Jefferson's next request of McAllister presented an even greater challenge for the optician. Jefferson reported, "I am extremely satisfied with Dr. Franklin’s method of fixing the spectacles, by composing each glass of two half glasses of different magnifying powers, and those you made for me answer perfectly except" that in the round frames the glass would shift until the seam between the two lenses was obstructing the line of vision. Jefferson's solution was to keep the convenience of the double lenses, but to put them in the very small oval frames from his previous order. He knew the size could be problematic but rationalized that "altho these glasses are very small, & consequently the half glasses uncommonly so, I am not afraid but that they will present full space enough for reading, writing &c."9
McAllister's response began, "I was fearfull I should not be able to put Dble glasses in such small frames," which he quickly contradicted with, "however I have put in two pairs and hope they will please." He had at least partially fulfilled Jefferson's request, but in case the new spectacles did not "please," McAllister included instructions for using a small amount of glue to prevent the glass from shifting in the round frames. One pair of the new lenses was of a 16-inch and 20-inch focus; the other of a 12-inch and a 16-inch focus.10 By combining a focal length for reading and a focal length for intermediate vision in a single frame so condensed in size that it did not interfere with distance viewing, Jefferson had essentially achieved the benefit of trifocals. His penchant for adapting and refining ideas had extended even to his spectacles.
Primary Source References
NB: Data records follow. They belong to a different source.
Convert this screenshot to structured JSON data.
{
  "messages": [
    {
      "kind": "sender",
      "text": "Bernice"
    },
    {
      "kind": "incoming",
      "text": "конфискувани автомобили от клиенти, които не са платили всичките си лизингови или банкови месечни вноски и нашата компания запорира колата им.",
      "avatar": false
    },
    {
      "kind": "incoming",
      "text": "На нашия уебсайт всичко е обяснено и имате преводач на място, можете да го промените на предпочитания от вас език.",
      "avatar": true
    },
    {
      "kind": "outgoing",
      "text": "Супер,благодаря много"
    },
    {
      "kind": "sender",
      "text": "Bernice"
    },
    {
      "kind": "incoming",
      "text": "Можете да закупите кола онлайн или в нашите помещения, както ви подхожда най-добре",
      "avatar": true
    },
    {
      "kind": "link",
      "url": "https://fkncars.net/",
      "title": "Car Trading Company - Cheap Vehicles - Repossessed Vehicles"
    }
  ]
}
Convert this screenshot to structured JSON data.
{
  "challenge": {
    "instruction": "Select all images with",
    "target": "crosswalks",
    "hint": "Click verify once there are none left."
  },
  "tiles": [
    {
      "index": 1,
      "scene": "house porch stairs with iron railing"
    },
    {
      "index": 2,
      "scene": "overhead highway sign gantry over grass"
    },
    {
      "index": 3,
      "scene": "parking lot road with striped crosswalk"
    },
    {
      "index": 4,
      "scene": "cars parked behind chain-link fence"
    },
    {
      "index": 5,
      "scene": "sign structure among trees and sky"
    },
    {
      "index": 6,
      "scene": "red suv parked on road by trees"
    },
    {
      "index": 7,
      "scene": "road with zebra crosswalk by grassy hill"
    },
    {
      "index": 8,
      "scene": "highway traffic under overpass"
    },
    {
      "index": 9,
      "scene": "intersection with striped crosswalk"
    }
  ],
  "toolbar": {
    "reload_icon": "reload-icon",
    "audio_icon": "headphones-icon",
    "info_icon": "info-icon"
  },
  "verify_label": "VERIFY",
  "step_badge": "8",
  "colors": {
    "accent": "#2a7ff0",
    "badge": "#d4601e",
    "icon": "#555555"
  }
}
1784 March 16. (James Madison to Jefferson). "One of my parents would be considerably gratified with a pair of good spectacles which can not be got here."11
1784 April 6. "He [James Maury] has pd. out of it to Dudley for spectacles for Jas. Madison 13⅔."12
1784 May 11. "Drew order on Treasurer to pay 407⅓ D. to J. Madison. Deductg. price of 2 pr. spectacles 27⅓ D. I still owe him 68⅔ D."13
1784 May 15. (Madison to Jefferson). "Your favor of the 7th. inst: with another pair of Spectacles inclosed came safe to hand on thursday last. I shall leave the person for whose use they were intended to take choice of the most suitable and will return the other pair to Mr. Dudley by the first conveyance, unless I meet with a purchaser which I do not expect."14
1788 April 25. (Jefferson to Charles Bellini). "Having seen by a letter you wrote him that you were in want of a pair of spectacles I undertook to procure you some, which I packed in a box of books addressed to Mr. Wythe, and of which I beg your acceptance. ... I packed with the spectacles three or four pair of glasses adapted to the different periods of life, distinguished from each other by numbers, and easily changed."15
1789 April 30. "Pd. Noseda for set of reading glasses 72."16